A brutal reminder of how convoluted and treacherous mobile cross-borders are today was shared by Paytm on Friday (June 10). That’s when the Alibaba-backed wallet said that it can’t be used for overseas payments based on current regulations, requiring instead that wallet users pay in Indian rupees.
“The firm issued the clarification via a newspaper advertisement and said it is providing the update for usage of Paytm on Uber through tie-up with Alipay,” according to a report in The Hindu.
“While the mobile technology can create lower cost and friction free alternatives for cross border small value payments, the same is subject to licensing under FEMA (Foreign Exchange Management Act, 1999). Any cross border payments services by the payments bank will be offered subject to FEMA authorizations and RBI approvals. As such, the current Paytm Wallet cannot be used for overseas payments,” the Paytm statement said. “As per the existing authorization, the wallet can only be used in India and any impression that the existing Prepaid Payment Instruments (PPI) semi closed wallet can directly used offshore/for cross border transactions is unintentional.”
Let’s be clear. Paytm is no slouch among mobile wallets and it’s backed by Alibaba—the multinational’s multinational. If Paytm and its partners can’t navigate payments from country to country, that’s frightening.
This is a huge issue. In the near term—say perhaps one year—mobile wallet users will be tolerant. After all, the cellular switchovers are still far from perfect in many geographies, meaning that China shoppers visiting Russia or U.S. shoppers visiting Italy still expect to sometimes have to make special arrangements for data and calls. That buys the payments community some forgiveness time.
But by early 2018, frictionless movement across borders will set expectations of equally easy payments—and in a convenient currency. On Tuesday (June 14), Juniper Research reported its latest projections on international remittances—including a lot of mobile transactions—and projected it to top $25 billion by 2018.
That seems low, given that its’ barely 67 percent more than last year’s $15 billion. Juniper “found a significant upsurge in international remittance activity in the past 2 years with a number of cross-border mobile remittance services being deployed. For example, PayPal-owned Xoom announced in April 2016 that it will expand its services to 13 new recipient countries,” the research house said in a statement. “It found that international mobile money transfers are forecast to grow in frequency in all regions as users become more accustomed to using the service. Higher value transactions are also forecast, going forward.”
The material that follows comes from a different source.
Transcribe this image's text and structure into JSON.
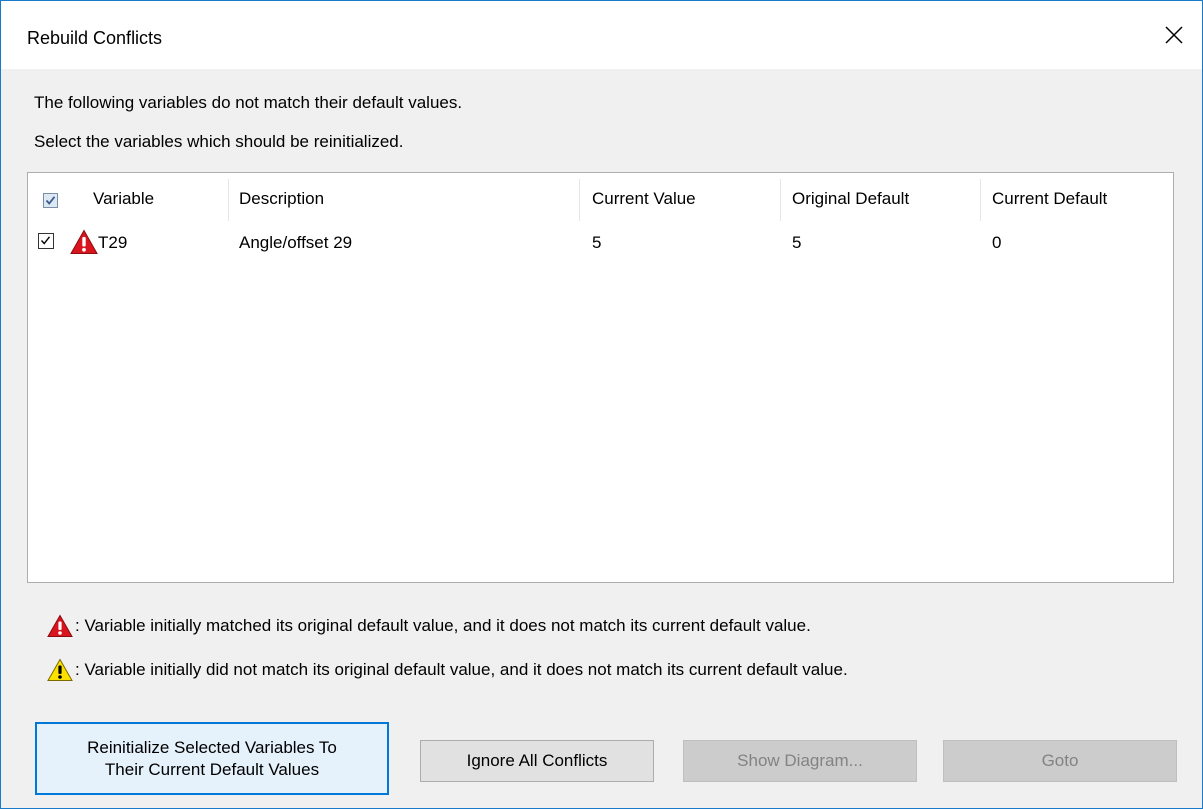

That is also tiny compared to the potential for mobile shopping. And, yes, it’s still likely that the vast majority of transactions (true mobile shopping) will stay within the borders of the shopper’s country for most developed nations. Mobile, however, is an enabler, similar to how the Internet itself has proven to be a huge enabler. That means shoppers in regions that have good shopping resources will easily—in theory—be able to cross virtual borders and make purchases All we have to do is make sure that we allow them to pay for them at the end.